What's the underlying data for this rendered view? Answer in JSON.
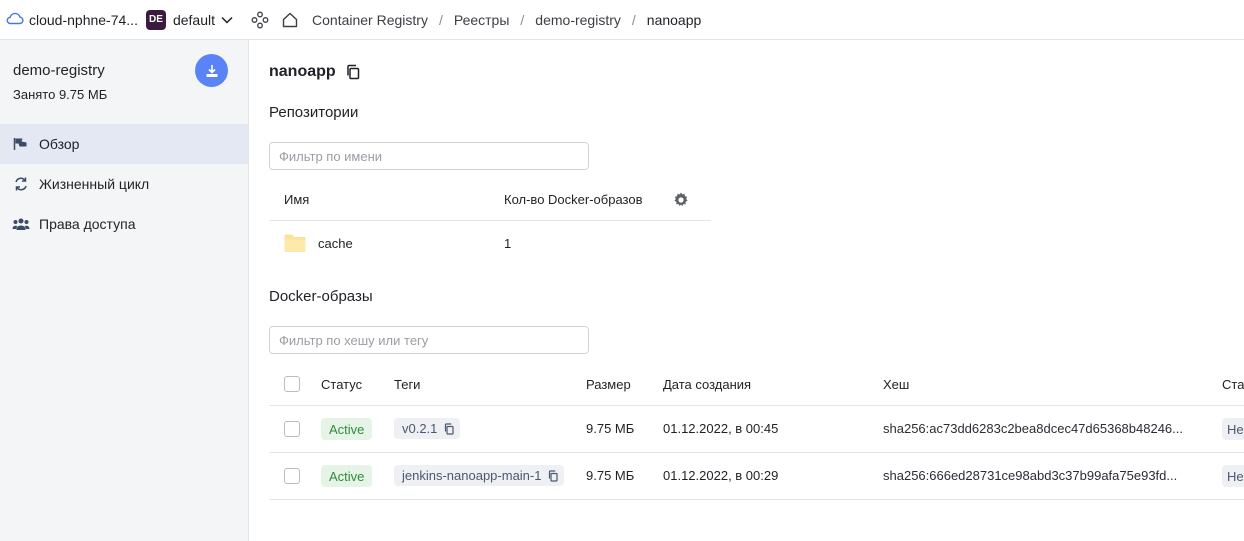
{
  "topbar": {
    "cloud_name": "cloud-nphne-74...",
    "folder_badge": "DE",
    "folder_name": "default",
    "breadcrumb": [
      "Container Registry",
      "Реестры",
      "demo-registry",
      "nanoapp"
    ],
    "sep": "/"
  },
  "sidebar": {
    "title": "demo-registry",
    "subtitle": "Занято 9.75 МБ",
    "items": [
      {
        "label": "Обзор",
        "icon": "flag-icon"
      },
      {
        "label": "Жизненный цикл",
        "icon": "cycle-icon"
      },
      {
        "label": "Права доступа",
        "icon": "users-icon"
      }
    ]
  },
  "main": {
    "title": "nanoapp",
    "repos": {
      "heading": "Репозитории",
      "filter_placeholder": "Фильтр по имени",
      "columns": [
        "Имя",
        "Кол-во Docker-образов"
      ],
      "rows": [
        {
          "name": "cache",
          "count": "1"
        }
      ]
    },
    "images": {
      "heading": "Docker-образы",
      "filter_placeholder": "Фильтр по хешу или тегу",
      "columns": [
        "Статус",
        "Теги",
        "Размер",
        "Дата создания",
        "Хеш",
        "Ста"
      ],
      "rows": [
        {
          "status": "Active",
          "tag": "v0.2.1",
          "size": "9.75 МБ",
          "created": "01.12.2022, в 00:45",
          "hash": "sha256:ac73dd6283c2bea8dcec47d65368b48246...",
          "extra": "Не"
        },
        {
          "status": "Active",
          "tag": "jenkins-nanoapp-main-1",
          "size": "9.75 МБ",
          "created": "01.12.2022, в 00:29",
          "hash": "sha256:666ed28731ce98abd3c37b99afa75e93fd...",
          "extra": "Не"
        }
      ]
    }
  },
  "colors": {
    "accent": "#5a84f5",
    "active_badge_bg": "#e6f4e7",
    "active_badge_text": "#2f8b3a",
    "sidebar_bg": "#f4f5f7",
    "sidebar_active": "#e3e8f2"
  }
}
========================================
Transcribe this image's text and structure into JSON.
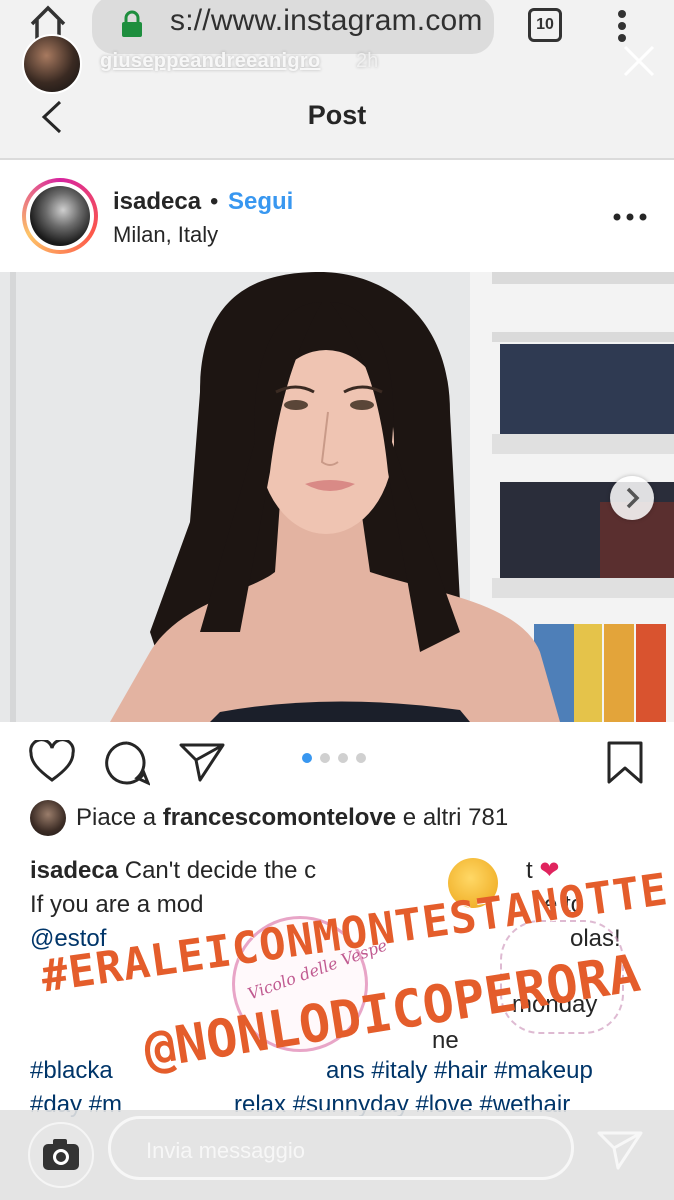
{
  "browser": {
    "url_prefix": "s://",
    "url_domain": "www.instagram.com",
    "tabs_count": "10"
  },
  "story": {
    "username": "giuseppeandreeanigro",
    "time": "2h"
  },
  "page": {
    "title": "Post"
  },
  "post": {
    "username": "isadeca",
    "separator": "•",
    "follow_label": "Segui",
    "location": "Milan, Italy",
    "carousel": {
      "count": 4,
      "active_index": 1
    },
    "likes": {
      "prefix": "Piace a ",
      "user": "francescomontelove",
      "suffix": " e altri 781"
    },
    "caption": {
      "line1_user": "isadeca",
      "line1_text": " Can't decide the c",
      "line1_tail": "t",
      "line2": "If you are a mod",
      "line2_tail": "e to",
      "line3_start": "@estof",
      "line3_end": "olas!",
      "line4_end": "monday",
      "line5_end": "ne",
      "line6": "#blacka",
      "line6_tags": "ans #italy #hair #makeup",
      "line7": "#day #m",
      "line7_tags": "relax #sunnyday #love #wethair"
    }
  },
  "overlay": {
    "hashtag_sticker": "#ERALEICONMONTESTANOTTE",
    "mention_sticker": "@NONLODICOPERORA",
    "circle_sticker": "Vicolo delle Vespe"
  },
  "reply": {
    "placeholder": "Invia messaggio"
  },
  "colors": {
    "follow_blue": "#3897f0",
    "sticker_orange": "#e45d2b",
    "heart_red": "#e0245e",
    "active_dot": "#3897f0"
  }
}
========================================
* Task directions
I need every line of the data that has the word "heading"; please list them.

* Response box
      "heading": "Репозитории",
      "heading": "Docker-образы",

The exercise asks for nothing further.